A: "Getting into the make-up. It's so tedious, there's nothing like that. To go through that process every day, it used to be three hours. Now, we got it down to an hour and a half. Glue every day, behind your ears and in your eyelashes and eyebrows. It's not normal having another face glued to your face."
Q: Now you've got your new sidekick (Brandon T. Jackson), and at least you had a partner who was sharing your pain.
A: "Well yeah, it's always good to have a partner, you know? ... I was glad we were able to get Brandon, he did a real good job. He did his thing, he delivered and it was good."
Q: Do you have a favorite scene or moment in the film that, when you look back, you're like 'oh yeah, that's it.'
A: "I enjoy the twister scene because it was funny. Faizon Love was so good in the movie. And, telling my son that he, you know, signing his papers for him to rap and him telling me that he wanted to go off to college, there's no rush to greatness. That was a favorite scene."
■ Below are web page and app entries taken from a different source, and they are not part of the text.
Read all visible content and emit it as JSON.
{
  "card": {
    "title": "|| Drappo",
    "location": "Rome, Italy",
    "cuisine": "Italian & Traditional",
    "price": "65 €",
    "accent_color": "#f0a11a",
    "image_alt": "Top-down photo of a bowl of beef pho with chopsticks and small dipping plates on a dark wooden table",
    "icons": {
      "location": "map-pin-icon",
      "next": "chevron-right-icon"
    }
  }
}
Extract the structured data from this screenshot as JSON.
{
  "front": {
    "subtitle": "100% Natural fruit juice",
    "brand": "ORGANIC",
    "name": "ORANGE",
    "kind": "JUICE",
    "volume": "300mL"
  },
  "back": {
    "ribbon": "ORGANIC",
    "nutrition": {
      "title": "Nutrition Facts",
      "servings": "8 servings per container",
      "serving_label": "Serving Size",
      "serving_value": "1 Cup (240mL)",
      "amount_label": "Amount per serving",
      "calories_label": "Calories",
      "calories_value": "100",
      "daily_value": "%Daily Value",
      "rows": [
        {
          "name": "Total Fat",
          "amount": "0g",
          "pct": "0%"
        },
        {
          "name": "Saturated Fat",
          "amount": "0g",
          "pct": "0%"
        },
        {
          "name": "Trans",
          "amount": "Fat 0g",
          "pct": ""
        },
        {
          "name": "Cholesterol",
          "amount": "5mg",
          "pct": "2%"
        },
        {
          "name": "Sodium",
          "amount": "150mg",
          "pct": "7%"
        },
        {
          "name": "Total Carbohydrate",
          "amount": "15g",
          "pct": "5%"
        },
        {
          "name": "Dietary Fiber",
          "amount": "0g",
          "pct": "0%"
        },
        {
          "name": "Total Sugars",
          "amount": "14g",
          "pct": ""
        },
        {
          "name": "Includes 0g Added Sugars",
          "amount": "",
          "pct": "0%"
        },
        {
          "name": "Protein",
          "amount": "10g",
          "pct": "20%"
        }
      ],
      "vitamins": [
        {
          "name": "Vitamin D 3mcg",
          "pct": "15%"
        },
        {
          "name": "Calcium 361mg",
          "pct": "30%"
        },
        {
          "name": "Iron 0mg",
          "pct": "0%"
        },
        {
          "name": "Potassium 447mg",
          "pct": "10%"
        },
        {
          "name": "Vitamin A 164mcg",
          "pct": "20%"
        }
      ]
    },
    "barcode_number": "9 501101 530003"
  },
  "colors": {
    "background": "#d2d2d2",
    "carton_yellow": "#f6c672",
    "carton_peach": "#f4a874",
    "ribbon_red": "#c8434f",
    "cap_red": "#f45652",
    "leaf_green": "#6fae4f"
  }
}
Q: It's interesting that you guys really incorporated so much of what young pop culture is into today, with the music and the singing and the dancing. Was that a conscious decision to bring in this young audience?
A: "I think so. I think if you ask John Whitesell, the director, I think he would say 'yeah.' And, it's something different, you know, bring that energy, that young energy."
Q: "Having lived in her skin, what do you take away from Big Momma when you're just Martin Lawrence, doing your thing?
A: "That she's funny and that's she's lovable and that she's a beautiful character to play. And how much she reminds me of my mother and my grandmother. When I look at her in the face, how she looks like that and everything. I take nothing but love from her."
Q: Did you infuse her with bits of your mother and grandmother? Are there signature things?
A: "I'm sure I did. From the voice to the attitude ... (but) I don't think there's one specific thing."
Q: Do you think you'll continue doing this franchise?
A: "I'm going to ride it until the wheels fall off. If this is the last one then thank you all for supporting it and being there and if it's not, I'll see you soon."
Q: "What do you want to see Big Momma do or tackle that she hasn't done yet. She's done a lot here"
A: "She hasn't gone overseas. She hasn't gone to Paris; she hasn't gone to Rome. It'd be fun, it'd be fun to go overseas.